§ **Exercise requirements**
Only one thing is required: the number of lines in the entries below that contain "blue".

Data records:
[Start of section]

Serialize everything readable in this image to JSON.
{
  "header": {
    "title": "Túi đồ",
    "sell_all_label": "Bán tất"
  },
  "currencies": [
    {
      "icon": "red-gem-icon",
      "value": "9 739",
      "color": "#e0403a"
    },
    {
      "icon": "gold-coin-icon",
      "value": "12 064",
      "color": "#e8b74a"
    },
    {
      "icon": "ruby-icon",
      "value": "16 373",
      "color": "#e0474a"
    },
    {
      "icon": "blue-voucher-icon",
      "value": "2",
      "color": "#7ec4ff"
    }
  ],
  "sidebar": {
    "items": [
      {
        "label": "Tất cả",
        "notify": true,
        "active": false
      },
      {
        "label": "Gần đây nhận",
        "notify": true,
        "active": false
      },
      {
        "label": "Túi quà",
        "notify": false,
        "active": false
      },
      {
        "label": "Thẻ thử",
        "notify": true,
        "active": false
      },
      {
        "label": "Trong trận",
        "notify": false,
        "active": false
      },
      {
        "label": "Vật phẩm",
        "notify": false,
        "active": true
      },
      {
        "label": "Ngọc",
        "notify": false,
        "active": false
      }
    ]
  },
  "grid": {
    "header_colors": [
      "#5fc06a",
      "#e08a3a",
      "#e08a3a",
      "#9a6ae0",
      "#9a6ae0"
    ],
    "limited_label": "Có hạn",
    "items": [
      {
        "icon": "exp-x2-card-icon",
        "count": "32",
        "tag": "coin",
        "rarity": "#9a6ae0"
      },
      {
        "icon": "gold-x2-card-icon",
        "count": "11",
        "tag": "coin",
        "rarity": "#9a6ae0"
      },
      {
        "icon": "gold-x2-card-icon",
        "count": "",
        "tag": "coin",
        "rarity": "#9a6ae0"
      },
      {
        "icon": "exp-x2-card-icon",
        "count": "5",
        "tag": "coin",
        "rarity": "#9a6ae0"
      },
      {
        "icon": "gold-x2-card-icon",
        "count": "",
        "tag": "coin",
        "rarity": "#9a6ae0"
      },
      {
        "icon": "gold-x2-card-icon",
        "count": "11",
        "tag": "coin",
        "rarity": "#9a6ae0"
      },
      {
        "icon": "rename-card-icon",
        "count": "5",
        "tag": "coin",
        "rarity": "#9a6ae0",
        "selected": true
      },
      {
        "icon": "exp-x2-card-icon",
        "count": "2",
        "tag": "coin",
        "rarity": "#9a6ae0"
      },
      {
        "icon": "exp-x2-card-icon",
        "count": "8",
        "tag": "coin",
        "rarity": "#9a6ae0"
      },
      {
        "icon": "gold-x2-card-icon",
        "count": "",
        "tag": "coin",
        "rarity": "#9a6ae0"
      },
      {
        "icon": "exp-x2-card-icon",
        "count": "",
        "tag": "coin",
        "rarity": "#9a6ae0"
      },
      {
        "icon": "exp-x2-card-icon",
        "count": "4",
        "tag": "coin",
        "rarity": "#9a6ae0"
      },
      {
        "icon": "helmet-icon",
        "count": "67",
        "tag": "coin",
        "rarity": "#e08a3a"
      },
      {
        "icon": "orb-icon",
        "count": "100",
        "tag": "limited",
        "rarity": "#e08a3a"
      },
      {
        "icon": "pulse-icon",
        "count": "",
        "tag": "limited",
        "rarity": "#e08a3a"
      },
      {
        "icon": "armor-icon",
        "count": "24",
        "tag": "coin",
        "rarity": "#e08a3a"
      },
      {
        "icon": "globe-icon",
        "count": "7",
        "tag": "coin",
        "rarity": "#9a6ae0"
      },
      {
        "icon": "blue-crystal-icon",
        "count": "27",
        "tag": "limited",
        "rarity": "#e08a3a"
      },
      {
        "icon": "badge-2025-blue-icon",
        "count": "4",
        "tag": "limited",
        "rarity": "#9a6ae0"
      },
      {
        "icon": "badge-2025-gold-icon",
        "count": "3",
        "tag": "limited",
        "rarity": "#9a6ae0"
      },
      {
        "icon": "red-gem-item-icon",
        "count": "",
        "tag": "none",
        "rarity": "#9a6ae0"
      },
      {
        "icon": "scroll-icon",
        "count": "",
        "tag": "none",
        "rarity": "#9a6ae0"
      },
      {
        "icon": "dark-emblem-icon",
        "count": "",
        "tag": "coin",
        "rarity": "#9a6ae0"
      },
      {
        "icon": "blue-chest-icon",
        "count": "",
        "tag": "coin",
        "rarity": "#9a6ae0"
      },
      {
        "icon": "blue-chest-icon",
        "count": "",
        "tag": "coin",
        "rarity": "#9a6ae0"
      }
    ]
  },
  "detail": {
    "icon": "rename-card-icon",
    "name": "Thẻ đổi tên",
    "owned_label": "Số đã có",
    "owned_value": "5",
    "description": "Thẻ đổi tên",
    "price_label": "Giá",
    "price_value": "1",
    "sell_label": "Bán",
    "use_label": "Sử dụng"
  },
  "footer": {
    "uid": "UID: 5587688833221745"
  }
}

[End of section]

§ **Task answer**
5